Much has changed since Henry David Thoreau wrote about Mount Washington’s dramatic and unpredictable weather in 1839 but the weather certainly hasn’t. On a clear day, visitors enjoy spectacular panoramic views from Quebec to the Atlantic Ocean or they may experience a taste of the “World’s Worst Weather”—it can snow on the summit even in summer. Weather is the story on this mountain.

Mount Washington Cog Railway © Rex Vogel, all rights reserved

The first weather station on the summit was operated by the U.S. Signal Service from 1870–1892. The modern observatory was founded in 1932 and on April 12, 1934, the highest surface wind speed ever directly observed by man was recorded at the summit: 231 mph! The highest temperature ever recorded at the summit is 72 degrees F and the lowest not including wind chill was -47 degrees.

Mount Washington Cog Railway © Rex Vogel, all rights reserved

Downbound Train: Return to Marshfield

Upon reboarding the train we noticed that the seats had been flipped back to face down the mountain. The locomotive was now at the lead end of the train and the Brakeman was inside at the brake wheels.

While the route down the mountain is the same, the vista seemed wider. We could appreciate the ruggedness and vast expanse of this sub-arctic terrain as it all unfolded in front of and around us. 

Mount Washington Cog Railway © Rex Vogel, all rights reserved

As the tracks curved to the left and pitched over onto Long Trestle and Jacob’s Ladder the entire length of the railway could be seen ahead and below—Halfway House, the Waumbek passing loop, and Marshfield Station. We could follow the line of Base Station Road out to Route 302, the red roofs of the Omni Mount Washington Resort, and the ski slopes and gondolas at Bretton Woods.

Mount Washington Cog Railway © Rex Vogel, all rights reserved

Winter comes early

Winter comes early to the higher elevations of the White Mountains and by the first week of October, the summit usually sees a frosting of feathery rime ice (frozen fog) and snow. Columbus Day weekend marks the end of the season for Mount Washington State Park as well as the Mount Washington Auto Road.

Mount Washington Cog Railway © Rex Vogel, all rights reserved

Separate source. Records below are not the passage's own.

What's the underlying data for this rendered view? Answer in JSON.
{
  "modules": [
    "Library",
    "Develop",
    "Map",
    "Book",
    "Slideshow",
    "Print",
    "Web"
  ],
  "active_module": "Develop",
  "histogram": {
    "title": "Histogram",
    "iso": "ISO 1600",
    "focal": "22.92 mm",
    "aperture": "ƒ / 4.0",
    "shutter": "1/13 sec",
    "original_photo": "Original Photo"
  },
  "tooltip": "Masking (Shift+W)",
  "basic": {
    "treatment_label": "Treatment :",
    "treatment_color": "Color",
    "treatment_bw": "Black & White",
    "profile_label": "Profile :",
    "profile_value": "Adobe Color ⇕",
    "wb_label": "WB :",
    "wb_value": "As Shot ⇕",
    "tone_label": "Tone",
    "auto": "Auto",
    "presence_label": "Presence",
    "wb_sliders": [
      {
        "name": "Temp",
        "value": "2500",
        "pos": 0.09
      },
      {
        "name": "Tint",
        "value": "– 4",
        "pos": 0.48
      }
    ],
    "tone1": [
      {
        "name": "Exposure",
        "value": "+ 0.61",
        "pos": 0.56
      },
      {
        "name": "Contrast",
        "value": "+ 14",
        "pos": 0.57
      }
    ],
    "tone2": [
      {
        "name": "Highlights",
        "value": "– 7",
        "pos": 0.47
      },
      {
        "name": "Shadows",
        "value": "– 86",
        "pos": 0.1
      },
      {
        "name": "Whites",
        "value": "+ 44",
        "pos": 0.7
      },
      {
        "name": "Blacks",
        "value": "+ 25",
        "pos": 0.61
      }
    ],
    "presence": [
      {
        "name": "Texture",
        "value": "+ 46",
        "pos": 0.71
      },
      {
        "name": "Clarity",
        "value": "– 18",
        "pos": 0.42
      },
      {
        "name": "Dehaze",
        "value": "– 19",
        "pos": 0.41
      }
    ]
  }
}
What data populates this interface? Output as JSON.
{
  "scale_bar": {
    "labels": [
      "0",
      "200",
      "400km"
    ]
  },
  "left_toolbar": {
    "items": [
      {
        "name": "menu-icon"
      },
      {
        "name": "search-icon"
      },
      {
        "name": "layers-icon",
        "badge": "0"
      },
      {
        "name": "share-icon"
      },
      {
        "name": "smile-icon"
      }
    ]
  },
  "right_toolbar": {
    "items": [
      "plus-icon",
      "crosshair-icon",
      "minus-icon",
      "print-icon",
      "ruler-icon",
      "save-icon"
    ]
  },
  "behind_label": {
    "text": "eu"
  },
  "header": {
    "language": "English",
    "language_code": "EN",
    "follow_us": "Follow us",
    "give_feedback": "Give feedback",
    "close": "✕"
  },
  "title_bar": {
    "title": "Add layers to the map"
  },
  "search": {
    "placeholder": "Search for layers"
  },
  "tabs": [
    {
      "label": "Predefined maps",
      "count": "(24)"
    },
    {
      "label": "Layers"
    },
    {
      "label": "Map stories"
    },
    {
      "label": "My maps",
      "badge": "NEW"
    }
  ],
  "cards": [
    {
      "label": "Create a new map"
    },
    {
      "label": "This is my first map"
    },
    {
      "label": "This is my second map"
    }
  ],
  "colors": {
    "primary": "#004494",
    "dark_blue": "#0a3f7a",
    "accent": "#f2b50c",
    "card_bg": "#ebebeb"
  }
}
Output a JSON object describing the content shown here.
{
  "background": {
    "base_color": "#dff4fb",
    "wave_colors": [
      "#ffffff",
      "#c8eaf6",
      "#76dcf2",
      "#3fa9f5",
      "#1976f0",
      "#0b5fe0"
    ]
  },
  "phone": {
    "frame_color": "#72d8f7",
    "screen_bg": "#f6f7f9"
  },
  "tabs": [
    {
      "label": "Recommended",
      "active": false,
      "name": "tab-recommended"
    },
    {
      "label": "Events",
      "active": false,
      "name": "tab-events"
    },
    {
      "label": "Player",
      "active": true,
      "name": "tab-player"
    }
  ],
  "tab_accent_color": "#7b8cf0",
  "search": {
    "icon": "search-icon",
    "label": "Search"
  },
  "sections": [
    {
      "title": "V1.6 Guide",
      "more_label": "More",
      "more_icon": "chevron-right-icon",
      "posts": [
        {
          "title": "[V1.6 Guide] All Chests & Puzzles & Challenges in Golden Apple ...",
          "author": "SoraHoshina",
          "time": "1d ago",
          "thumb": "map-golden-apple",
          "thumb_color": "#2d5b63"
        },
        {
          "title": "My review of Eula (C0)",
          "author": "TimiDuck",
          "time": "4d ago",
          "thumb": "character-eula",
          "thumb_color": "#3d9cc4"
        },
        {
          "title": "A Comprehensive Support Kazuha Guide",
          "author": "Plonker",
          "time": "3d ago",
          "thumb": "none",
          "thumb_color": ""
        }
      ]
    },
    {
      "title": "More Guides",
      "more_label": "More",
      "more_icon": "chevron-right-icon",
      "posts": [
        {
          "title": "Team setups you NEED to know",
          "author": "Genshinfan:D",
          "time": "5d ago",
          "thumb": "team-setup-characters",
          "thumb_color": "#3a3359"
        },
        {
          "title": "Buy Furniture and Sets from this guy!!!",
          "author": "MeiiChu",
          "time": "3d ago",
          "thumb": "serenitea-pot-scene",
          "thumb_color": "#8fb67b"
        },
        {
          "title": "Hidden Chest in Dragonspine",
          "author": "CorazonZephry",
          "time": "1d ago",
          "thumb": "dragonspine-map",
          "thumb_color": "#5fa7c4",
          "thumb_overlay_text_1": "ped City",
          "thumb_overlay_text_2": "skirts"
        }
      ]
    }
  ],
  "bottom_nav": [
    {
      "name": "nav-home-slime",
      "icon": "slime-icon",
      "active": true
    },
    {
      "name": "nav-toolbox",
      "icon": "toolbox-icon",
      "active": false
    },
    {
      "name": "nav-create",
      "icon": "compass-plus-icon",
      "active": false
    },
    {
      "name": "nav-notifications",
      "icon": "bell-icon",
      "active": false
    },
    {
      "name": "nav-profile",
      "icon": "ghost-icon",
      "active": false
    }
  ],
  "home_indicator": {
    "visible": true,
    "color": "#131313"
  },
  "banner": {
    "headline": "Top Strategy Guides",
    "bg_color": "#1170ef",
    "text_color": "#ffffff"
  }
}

Shortly after the State Park summit facilities shut down for the winter, the Cog Railway summit operations cease as well. Weather permitting through the end of October and then again in the early spring, they may run trains up as high as Skyline but the primary destination throughout the winter is Waumbek Station (elevation 4,000 feet).

Related article: Boston Freedom Trail

Note: Plan to arrive 45 MINUTES before departure time to allow plenty of time for ticketing and restroom visits. All trains board 15 minutes before departure time.

Worth Pondering…

What New England is, is a state of mind, a place where dry humor and perpetual disappointment blend to produce an ironic pessimism that folks from away find most perplexing.

—Willem Lange